- **Work item**: Within the data below, copy each line where the string "JSON" is found.

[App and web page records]
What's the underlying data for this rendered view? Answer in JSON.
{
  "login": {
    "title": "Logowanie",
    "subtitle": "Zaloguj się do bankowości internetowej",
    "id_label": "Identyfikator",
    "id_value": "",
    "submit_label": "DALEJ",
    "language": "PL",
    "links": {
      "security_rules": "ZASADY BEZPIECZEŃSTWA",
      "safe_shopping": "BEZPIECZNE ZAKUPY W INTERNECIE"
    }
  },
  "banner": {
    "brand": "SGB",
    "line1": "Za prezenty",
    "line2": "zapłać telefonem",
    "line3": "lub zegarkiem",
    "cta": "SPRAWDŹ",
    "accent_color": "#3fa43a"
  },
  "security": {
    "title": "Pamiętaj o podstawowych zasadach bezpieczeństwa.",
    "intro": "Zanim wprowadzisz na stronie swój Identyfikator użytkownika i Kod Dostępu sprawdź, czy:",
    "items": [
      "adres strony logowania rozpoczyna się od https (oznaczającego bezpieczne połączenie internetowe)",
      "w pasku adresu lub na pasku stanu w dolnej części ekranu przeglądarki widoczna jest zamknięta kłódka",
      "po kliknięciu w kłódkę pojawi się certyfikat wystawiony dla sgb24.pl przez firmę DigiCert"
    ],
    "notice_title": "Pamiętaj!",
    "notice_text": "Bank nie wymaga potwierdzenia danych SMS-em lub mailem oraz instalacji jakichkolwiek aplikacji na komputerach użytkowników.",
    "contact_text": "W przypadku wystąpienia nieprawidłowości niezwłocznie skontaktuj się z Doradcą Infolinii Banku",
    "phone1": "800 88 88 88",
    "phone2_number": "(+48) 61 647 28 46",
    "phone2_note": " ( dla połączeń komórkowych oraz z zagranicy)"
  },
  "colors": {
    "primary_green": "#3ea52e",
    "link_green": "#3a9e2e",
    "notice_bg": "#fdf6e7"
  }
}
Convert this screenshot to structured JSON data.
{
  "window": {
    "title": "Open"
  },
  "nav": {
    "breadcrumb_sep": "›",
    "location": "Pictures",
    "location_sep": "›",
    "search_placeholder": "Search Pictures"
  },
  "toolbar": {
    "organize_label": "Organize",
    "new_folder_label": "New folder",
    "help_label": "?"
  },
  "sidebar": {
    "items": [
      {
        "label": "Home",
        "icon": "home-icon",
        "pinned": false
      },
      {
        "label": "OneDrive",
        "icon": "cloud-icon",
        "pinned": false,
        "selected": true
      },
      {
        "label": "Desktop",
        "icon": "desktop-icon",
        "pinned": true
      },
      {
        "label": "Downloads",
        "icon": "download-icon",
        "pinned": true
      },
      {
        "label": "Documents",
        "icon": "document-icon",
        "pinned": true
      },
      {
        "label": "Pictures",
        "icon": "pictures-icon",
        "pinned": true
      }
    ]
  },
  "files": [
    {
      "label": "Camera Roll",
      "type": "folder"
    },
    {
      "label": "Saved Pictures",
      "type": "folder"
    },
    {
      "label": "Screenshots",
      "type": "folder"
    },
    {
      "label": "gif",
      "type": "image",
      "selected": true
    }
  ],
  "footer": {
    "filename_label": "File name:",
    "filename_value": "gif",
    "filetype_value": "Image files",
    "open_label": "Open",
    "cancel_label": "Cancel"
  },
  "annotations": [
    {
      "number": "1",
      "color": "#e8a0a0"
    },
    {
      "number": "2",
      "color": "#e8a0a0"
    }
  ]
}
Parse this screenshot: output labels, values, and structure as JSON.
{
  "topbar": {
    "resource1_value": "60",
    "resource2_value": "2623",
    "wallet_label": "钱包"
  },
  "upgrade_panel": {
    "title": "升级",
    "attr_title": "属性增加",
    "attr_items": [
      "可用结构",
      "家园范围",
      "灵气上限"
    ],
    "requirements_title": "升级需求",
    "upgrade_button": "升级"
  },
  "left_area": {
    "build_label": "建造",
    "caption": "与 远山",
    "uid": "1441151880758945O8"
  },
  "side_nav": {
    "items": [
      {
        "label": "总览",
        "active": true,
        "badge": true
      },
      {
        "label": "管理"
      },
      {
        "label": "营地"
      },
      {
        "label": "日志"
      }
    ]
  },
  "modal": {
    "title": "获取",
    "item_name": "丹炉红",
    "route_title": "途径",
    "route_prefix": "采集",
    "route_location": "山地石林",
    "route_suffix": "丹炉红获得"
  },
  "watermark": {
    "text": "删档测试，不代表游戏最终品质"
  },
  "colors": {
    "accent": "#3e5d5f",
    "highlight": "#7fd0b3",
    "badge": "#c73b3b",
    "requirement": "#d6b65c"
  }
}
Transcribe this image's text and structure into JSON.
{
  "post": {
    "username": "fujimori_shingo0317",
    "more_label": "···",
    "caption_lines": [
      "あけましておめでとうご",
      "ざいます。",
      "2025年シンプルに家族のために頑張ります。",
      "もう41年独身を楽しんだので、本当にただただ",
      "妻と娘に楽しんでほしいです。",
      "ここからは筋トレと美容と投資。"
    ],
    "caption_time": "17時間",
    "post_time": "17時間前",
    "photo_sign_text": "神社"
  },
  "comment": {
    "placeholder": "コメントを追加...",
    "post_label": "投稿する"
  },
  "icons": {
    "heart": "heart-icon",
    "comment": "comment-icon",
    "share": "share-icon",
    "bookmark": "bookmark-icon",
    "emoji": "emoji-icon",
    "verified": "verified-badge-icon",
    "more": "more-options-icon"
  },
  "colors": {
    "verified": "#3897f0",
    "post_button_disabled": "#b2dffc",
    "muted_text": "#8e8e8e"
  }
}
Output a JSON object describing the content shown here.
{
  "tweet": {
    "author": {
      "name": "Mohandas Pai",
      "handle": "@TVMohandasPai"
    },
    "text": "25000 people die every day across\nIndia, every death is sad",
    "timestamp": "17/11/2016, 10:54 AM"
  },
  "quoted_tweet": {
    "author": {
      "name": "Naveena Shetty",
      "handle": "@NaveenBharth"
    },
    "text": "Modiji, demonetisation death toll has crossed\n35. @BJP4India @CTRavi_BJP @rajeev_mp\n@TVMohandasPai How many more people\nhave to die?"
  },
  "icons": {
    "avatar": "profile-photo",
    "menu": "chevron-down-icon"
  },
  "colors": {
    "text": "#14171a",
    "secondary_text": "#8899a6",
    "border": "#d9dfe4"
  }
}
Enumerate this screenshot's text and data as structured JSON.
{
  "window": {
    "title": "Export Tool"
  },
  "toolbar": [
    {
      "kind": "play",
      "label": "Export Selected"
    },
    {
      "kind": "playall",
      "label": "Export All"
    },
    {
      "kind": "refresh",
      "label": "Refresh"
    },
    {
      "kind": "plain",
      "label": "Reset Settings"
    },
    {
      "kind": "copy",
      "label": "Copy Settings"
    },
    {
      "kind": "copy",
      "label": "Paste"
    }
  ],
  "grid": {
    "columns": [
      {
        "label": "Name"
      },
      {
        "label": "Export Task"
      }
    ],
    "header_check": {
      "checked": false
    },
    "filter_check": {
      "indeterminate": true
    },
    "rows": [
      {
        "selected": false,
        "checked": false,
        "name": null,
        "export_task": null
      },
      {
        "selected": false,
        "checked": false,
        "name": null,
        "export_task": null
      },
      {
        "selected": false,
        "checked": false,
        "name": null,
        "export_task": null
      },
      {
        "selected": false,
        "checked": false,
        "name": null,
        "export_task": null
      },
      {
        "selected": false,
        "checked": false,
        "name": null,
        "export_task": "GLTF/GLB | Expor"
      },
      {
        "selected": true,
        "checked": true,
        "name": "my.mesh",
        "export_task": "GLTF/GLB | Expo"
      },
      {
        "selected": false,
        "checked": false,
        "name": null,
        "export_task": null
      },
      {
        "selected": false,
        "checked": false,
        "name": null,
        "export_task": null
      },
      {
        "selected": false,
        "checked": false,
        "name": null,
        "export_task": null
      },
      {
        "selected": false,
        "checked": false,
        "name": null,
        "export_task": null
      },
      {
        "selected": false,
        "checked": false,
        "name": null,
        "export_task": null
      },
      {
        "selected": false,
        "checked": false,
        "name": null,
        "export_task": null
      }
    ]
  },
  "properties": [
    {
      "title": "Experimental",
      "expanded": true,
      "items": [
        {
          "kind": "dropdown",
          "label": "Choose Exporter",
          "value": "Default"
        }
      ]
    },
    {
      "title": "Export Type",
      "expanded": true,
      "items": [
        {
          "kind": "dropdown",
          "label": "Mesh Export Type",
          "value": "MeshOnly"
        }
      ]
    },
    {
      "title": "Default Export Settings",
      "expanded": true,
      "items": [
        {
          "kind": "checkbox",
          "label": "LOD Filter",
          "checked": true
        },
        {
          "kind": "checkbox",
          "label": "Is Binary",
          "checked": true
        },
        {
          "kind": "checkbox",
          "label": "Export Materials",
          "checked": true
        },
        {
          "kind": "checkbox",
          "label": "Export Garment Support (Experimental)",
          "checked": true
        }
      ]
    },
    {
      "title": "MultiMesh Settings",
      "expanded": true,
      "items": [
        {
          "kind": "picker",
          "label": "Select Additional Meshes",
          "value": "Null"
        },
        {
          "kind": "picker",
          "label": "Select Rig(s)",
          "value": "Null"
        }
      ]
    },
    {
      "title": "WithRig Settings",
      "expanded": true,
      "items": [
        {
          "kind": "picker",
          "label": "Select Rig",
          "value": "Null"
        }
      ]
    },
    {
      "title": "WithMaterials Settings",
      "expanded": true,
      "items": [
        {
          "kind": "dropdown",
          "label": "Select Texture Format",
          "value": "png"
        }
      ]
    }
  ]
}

- **Written solution**:
What's the underlying data for this rendered view? Answer in JSON.
Convert this screenshot to structured JSON data.
Parse this screenshot: output labels, values, and structure as JSON.
Transcribe this image's text and structure into JSON.
Output a JSON object describing the content shown here.
Enumerate this screenshot's text and data as structured JSON.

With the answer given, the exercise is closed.